By constantly having to endure and withstand the barrage of stress, Tiger learned to cope. The personal interventions formed under stress training meant Tiger not only learned to deal with the stress, he strived under it.

Remember the Mind Body Connection. The mind moves the body, the body moves the club and the club moves the ball. When we entertain stressful thoughts, our bodies react, meaning the club and ball will display the effects.

GLT's free PDF Quickstart Guide of Golf's Mental Game is available here.

While we can’t recommend taking things to quite the level of stress training used by Earl, at Game Like Training, we pride ourselves on generating stressful practice designed to inoculate golfers to the pressures they’ll surely feel on the course. We train the mind to overcome those hurdles stress presents. Once the mind learns to cope, the body will follow, and the club and ball will flow as desired.

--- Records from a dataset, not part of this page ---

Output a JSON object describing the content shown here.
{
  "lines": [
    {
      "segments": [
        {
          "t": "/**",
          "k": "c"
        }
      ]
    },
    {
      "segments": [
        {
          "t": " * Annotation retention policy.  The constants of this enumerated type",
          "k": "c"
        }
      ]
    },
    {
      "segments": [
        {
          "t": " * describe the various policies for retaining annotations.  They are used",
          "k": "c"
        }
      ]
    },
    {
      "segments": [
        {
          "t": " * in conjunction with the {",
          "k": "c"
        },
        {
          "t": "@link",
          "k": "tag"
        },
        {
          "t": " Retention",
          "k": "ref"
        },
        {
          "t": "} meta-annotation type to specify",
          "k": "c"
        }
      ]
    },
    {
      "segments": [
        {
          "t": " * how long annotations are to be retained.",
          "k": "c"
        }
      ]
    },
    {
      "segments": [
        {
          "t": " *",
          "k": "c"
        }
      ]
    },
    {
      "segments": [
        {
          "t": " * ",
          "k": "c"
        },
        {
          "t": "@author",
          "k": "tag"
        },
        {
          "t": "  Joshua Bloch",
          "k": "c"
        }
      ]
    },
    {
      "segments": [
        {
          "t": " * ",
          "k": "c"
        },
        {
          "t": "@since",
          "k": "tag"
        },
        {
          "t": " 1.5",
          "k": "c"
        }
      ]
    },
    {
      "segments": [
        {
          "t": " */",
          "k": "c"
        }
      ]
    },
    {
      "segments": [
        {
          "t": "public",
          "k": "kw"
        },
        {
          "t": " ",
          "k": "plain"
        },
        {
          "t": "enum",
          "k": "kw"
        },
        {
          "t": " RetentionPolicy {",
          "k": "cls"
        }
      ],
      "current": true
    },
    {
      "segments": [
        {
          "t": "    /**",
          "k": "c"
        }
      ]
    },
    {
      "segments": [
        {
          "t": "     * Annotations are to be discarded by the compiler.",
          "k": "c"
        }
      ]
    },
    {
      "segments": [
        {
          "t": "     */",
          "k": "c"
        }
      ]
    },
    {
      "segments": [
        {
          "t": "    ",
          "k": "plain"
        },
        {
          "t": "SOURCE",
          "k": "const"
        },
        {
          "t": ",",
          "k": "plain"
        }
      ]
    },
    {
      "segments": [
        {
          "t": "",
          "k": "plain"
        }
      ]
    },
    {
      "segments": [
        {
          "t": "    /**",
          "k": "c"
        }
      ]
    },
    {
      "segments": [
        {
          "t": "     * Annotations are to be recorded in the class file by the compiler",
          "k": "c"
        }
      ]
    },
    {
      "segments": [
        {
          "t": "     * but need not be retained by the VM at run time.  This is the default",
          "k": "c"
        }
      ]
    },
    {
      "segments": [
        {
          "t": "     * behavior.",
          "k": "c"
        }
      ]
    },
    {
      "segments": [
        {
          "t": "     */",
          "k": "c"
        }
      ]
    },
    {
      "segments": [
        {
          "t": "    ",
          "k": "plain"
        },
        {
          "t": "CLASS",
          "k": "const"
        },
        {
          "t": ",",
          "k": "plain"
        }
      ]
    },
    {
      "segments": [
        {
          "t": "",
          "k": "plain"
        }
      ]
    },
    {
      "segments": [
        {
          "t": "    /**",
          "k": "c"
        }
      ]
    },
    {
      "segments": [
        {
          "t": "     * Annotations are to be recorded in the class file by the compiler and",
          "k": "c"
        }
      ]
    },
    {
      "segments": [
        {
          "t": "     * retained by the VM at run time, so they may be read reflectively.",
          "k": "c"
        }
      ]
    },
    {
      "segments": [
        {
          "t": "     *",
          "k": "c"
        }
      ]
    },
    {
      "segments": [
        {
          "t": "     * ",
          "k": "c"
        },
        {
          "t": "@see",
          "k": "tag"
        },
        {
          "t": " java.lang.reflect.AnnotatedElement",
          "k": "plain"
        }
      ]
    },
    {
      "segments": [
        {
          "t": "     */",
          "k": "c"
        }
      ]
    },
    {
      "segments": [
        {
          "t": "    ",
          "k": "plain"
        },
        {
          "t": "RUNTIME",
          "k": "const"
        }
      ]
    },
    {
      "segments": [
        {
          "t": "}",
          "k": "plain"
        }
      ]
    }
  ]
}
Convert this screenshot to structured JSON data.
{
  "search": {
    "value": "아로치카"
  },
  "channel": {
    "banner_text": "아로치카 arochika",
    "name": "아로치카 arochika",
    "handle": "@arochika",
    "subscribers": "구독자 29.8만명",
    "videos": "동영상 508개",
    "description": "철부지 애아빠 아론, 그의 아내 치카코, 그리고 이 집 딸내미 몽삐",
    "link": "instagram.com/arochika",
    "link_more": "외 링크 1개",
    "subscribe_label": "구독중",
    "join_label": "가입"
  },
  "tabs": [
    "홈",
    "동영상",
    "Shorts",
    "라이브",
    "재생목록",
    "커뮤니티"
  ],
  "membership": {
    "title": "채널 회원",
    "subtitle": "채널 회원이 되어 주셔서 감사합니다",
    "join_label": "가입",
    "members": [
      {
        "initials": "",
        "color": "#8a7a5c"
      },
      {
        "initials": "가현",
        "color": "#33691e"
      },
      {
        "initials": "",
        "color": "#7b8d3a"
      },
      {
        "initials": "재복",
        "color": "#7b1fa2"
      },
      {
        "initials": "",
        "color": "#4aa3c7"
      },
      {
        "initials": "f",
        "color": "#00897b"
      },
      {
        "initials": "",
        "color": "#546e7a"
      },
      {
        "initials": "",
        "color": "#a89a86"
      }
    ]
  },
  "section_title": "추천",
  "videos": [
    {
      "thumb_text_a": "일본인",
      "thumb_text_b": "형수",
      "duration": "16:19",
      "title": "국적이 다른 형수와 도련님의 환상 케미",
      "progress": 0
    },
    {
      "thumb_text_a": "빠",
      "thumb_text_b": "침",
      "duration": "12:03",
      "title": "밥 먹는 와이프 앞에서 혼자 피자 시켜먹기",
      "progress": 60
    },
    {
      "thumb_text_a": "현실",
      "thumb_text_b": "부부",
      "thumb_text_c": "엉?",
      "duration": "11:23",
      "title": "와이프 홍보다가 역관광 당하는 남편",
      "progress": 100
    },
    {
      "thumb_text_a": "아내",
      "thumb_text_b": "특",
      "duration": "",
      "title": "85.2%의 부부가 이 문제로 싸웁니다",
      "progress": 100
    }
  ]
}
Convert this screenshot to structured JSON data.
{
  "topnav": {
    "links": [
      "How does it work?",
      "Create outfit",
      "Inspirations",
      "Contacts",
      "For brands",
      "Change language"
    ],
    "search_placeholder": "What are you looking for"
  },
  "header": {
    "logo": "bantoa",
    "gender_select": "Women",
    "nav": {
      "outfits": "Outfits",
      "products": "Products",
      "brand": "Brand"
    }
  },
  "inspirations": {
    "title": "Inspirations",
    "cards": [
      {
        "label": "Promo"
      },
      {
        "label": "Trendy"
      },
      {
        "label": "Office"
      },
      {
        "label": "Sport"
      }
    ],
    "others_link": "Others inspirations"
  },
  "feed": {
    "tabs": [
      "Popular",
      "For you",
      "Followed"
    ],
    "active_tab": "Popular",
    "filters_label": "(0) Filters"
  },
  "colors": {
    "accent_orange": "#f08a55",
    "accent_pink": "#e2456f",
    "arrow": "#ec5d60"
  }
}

In the next edition of our golf psychology series, The Mental Game of Golf, we’ll give you an example of how Tiger performed exactly as planned when the pressure was on thanks to Earl’s inoculation of stress.

 

Tiger with Earl Woods